"To be able to apply in Congress what I have learned over these many years is something I find very compelling," he told reporters. "I'm going for it."
Seven-term incumbent Tauscher has been nominated for Undersecretary of Arms Control and International Security.
Tauscher is expected to officially resign after the Senate has confirmed her appointment, which could occur within weeks or months. Voters would then choose her replacement in a special election later this year.
Garamendi, who has signaled his intentions in the past few weeks, made his announcement at a crowed news conference following a tour of a Concord employment training center.
With Patti, his wife of 43 years, at his side, Garamendi stressed his long and varied public policy career as his chief qualifications for Congress and vowed to make jobs the centerpiece of his campaign.
He also cited the ailing economy, environmental protection and health insurance reform, coupled with the pending congressional opening, as the reasons for his decision to step back from his persistent quest to become governor.
He did not mention the fact that he has run for the state's top job twice and lost or that he trails badly in polls.
Garamendi did clear up confusion over whether his rural Walnut Grove home is within the district. The answer is yes and no — the boundary between districts 3 and 10 bisects his property.
"Our front yard is in the 10th district, but our bedroom is not," Garamendi said. "Patti and I have joked that we'll have to move our bedroom down to the dock."
While Garamendi has considerable name identification with voters and decades of political experience, a victory is far from assured.
Open congressional seats are rare and despite Democrats' 18-point registration advantage in the 10th district, a dozen people from both parties have publicly expressed interest.

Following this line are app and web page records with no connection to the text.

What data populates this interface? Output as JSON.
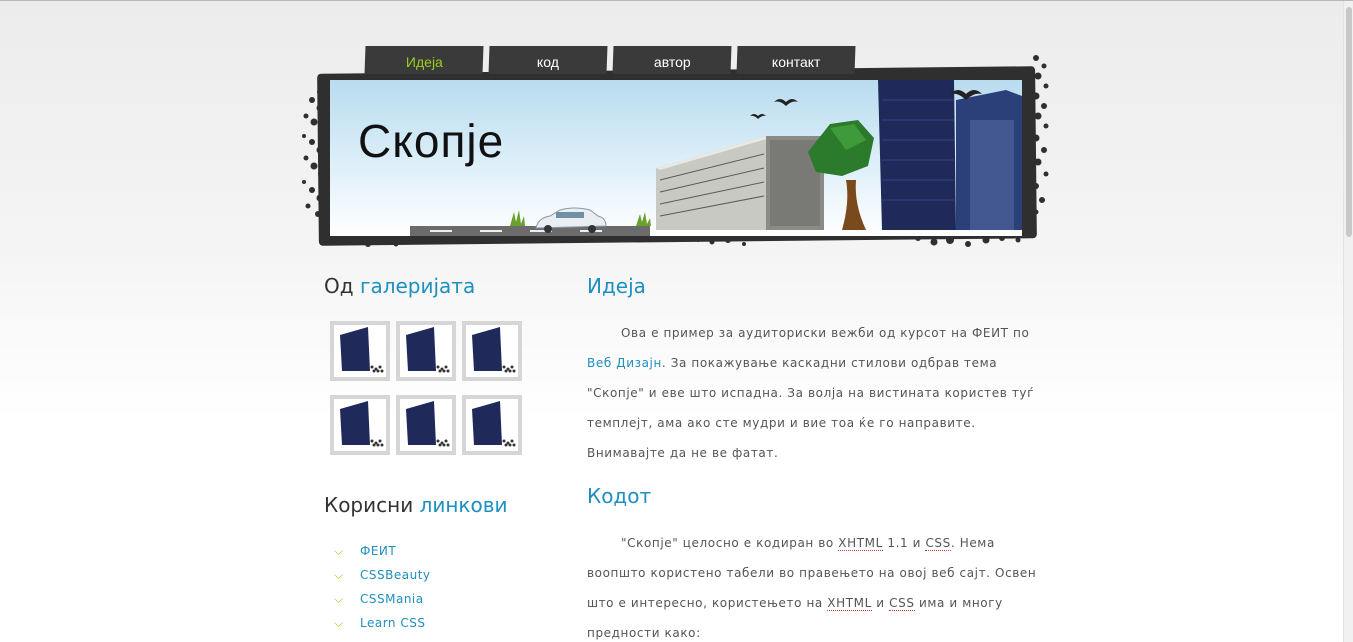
{
  "nav": {
    "tabs": [
      {
        "label": "Идеја",
        "active": true
      },
      {
        "label": "код",
        "active": false
      },
      {
        "label": "автор",
        "active": false
      },
      {
        "label": "контакт",
        "active": false
      }
    ]
  },
  "header": {
    "site_title": "Скопје"
  },
  "sidebar": {
    "gallery_heading": {
      "plain": "Од ",
      "highlight": "галеријата"
    },
    "gallery_count": 6,
    "links_heading": {
      "plain": "Корисни ",
      "highlight": "линкови"
    },
    "links": [
      "ФЕИТ",
      "CSSBeauty",
      "CSSMania",
      "Learn CSS"
    ]
  },
  "main": {
    "section1": {
      "heading": "Идеја",
      "p1_a": "Ова е пример за аудиториски вежби од курсот на ФЕИТ по ",
      "p1_link": "Веб Дизајн",
      "p1_b": ". За покажување каскадни стилови одбрав тема \"Скопје\" и еве што испадна. За волја на вистината користев туѓ темплејт, ама ако сте мудри и вие тоа ќе го направите. Внимавајте да не ве фатат."
    },
    "section2": {
      "heading": "Кодот",
      "p_a": "\"Скопје\" целосно е кодиран во ",
      "abbr1": "XHTML",
      "p_b": " 1.1 и ",
      "abbr2": "CSS",
      "p_c": ". Нема воопшто користено табели во правењето на овој веб сајт. Освен што е интересно, користењето на ",
      "abbr3": "XHTML",
      "p_d": " и ",
      "abbr4": "CSS",
      "p_e": " има и многу предности како:"
    }
  },
  "colors": {
    "accent": "#1f8fbf",
    "active_tab": "#9acd1e",
    "tab_bg": "#3a3a3a"
  }
}
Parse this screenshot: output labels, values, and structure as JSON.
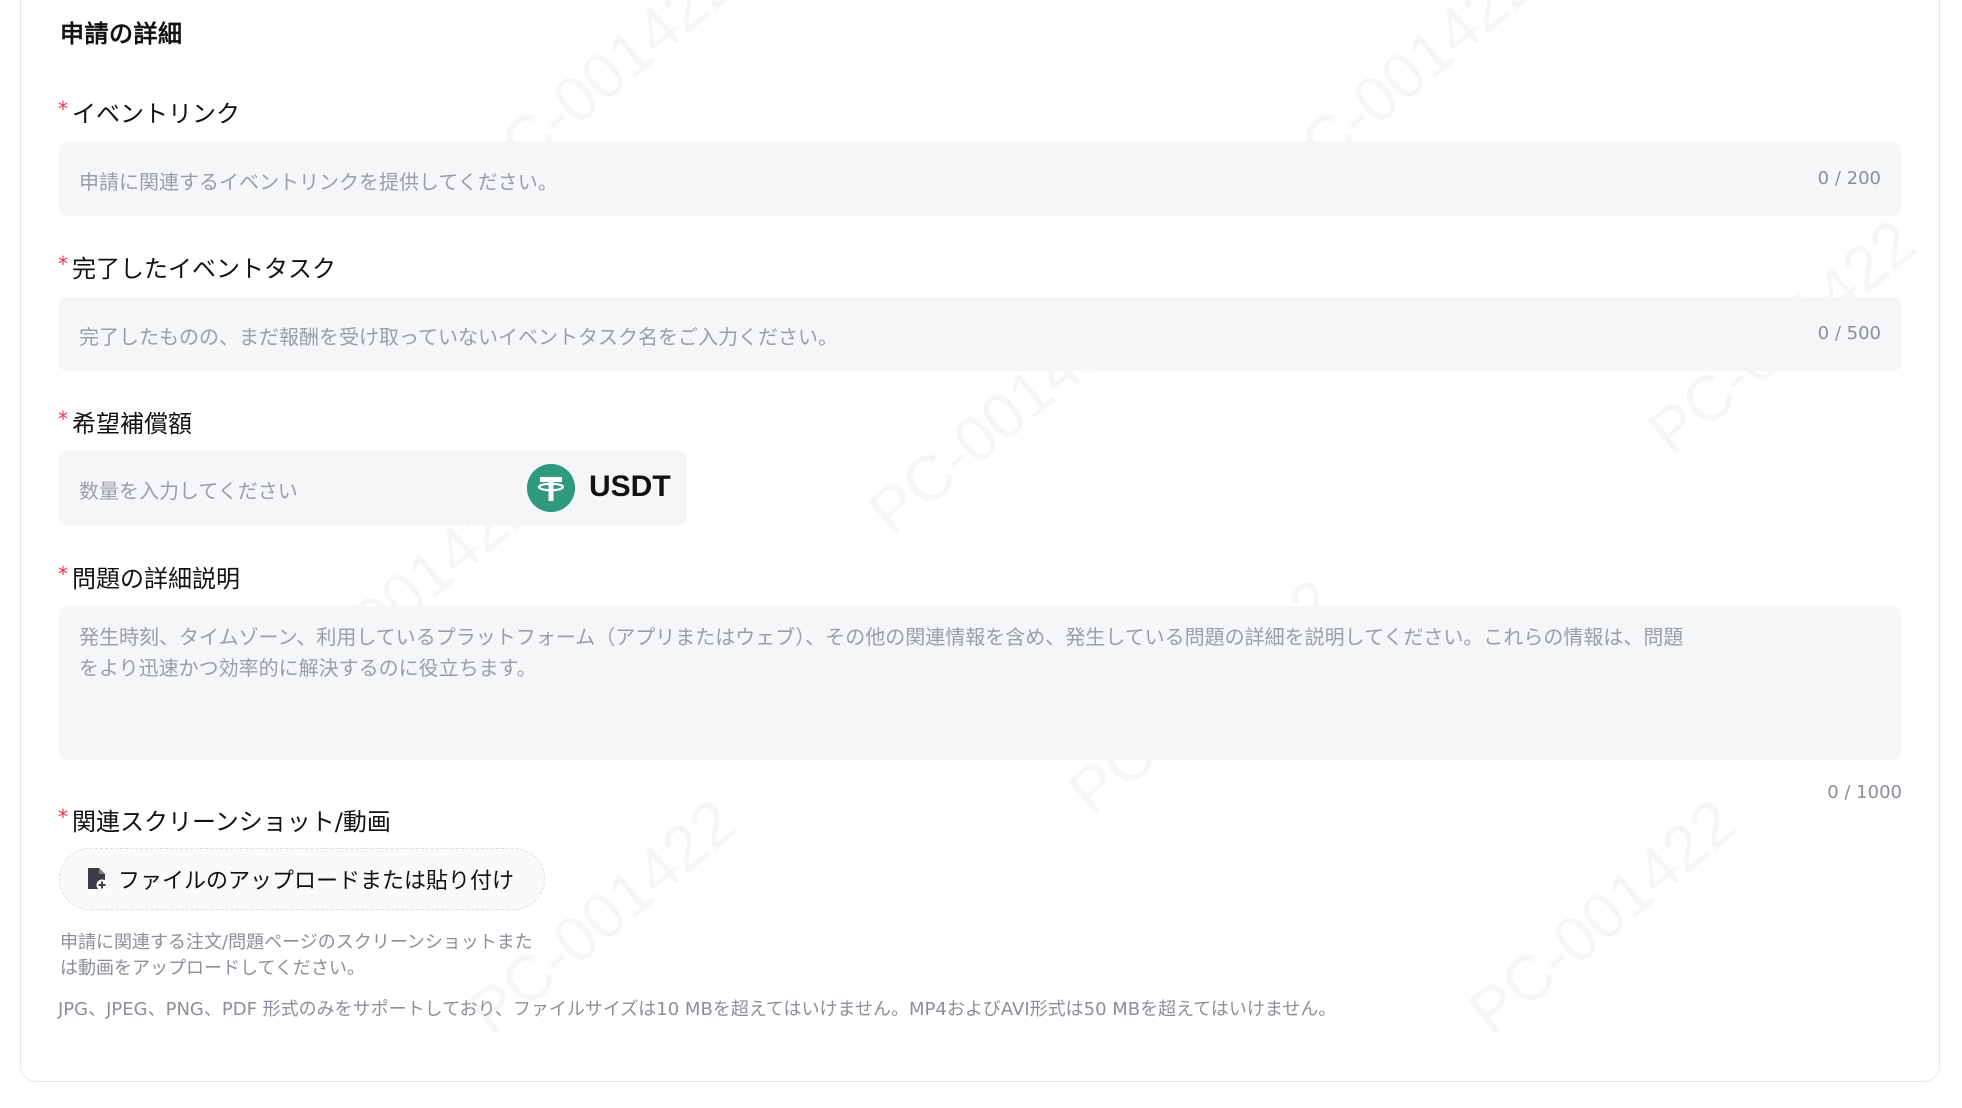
{
  "section": {
    "title": "申請の詳細"
  },
  "fields": {
    "event_link": {
      "label": "イベントリンク",
      "placeholder": "申請に関連するイベントリンクを提供してください。",
      "counter": "0 / 200"
    },
    "event_task": {
      "label": "完了したイベントタスク",
      "placeholder": "完了したものの、まだ報酬を受け取っていないイベントタスク名をご入力ください。",
      "counter": "0 / 500"
    },
    "amount": {
      "label": "希望補償額",
      "placeholder": "数量を入力してください",
      "currency": "USDT",
      "currency_icon": "tether-icon",
      "currency_color": "#2f9a7e"
    },
    "description": {
      "label": "問題の詳細説明",
      "placeholder_line1": "発生時刻、タイムゾーン、利用しているプラットフォーム（アプリまたはウェブ）、その他の関連情報を含め、発生している問題の詳細を説明してください。これらの情報は、問題",
      "placeholder_line2": "をより迅速かつ効率的に解決するのに役立ちます。",
      "counter": "0 / 1000"
    },
    "attachments": {
      "label": "関連スクリーンショット/動画",
      "upload_label": "ファイルのアップロードまたは貼り付け",
      "upload_icon": "file-upload-icon",
      "hint_line1": "申請に関連する注文/問題ページのスクリーンショットまた",
      "hint_line2": "は動画をアップロードしてください。",
      "format_note": "JPG、JPEG、PNG、PDF 形式のみをサポートしており、ファイルサイズは10 MBを超えてはいけません。MP4およびAVI形式は50 MBを超えてはいけません。"
    }
  },
  "required_marker": "*",
  "watermark_text": "PC-001422",
  "colors": {
    "required": "#f23051",
    "input_bg": "#f5f6f8",
    "placeholder": "#9a9ea6"
  }
}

Garamendi's chief competitor, so far, is state Sen. Mark DeSaulnier, D-Concord, who announced his candidacy within days of Tauscher's appointment. DeSaulnier already has the endorsements of Tauscher, Rep. George Miller and most of Contra Costa County's labor groups.
Assemblywoman Joan Buchanan, D-Alamo, also is seriously considering a run.
Garamendi is undeniably a fixture in California politics.
The 64-year-old rancher was elected to the Assembly in 1974. He went on to serve in the state Senate and two separate stints as California's insurance commissioner. He also spent four years as deputy secretary in the Interior Department under President Bill Clinton.
After he was elected lieutenant governor in 2008, he made it clear that he would run for governor. The post often serves as a jumping-off place for the state's highest office.
However, the prospects of a rare congressional opening turned his attention to Washington. He is not alone — two of his 2008 opponents were subsequently elected to Congress.
Voters chose Democrat Jackie Speier to succeed the late Rep. Tom Lantos, and Republican Tom McClintock won the congressional seat held by John Doolittle, who resigned.